Join us on Zoom to explore the ideas behind Temple Micah member Skip Halpern’s new book, Wellsprings of Work: Surprising Sources of Meaning and Motivation in Work. Through nonfiction stories, Wellsprings explores a dozen psychological and spiritual sources for developing meaning and values in work, plus recognizing “false messiahs” along the way.
The book’s audience ranges across many types of careers and across the age spectrum, from people just beginning a work life, to mid-career, to nearing or in retirement.
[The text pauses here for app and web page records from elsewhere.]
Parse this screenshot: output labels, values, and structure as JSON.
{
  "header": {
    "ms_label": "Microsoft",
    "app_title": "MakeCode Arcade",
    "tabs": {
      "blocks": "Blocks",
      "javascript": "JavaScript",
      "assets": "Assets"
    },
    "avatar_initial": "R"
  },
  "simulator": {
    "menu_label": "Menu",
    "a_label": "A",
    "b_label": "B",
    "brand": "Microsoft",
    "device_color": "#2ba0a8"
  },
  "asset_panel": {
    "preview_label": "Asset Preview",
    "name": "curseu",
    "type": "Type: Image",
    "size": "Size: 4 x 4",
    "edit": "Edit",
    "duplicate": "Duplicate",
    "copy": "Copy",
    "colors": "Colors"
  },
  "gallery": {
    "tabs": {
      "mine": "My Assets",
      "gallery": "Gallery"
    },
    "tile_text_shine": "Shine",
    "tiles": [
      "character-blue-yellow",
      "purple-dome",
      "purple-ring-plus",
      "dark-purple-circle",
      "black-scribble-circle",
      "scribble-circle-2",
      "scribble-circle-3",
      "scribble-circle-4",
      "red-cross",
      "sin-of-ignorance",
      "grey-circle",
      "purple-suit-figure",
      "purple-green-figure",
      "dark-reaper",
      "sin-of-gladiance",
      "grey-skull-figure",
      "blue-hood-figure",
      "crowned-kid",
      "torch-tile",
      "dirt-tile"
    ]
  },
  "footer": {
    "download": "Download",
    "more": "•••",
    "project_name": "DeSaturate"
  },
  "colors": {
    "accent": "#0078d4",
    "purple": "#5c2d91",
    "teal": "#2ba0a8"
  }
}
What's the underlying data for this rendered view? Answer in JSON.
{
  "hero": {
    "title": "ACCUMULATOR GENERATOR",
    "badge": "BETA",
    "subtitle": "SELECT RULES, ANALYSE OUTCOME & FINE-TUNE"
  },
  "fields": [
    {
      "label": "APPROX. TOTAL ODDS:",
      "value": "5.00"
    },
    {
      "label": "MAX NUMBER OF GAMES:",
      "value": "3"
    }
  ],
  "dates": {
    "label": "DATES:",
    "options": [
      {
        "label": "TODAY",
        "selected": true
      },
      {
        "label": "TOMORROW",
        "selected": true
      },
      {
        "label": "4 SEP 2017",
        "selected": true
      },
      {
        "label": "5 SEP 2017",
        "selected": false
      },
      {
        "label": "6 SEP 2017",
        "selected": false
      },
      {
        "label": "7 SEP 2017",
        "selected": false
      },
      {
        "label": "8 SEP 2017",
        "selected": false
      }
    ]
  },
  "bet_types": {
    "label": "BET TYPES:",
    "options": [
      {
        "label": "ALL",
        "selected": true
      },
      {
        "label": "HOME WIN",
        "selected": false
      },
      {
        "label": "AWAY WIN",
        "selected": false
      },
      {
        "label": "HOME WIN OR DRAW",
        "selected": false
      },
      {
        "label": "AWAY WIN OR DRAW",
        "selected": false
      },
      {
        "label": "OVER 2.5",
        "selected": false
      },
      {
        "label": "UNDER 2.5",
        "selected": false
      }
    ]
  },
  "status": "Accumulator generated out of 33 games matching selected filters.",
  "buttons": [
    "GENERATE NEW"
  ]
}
Its stories are springboards for exploring larger ideas about meaning and value: an episode negotiating a transaction with Warren Buffett launches a discussion of working for respect; analyzing a potential (avoided) investment with Bernie Madoff (work as play and competition); unmasking a corrupt federal judge (feeling compelled to act); and advising investment funds for the Chinese Communist Government (connecting to something larger), for the Inupiat Eskimo Permanent Fund (building for the future), and for Major League Baseball, the National Hockey League, and the Association of Professional Tennis Players (the siren song of reflected glory).
“In researching this book,” Halpern explains, “I was particularly influenced by Jewish thinkers, like Abraham Maslow, Victor Frankl, Arthur Koestler, and Avishai Margalit.”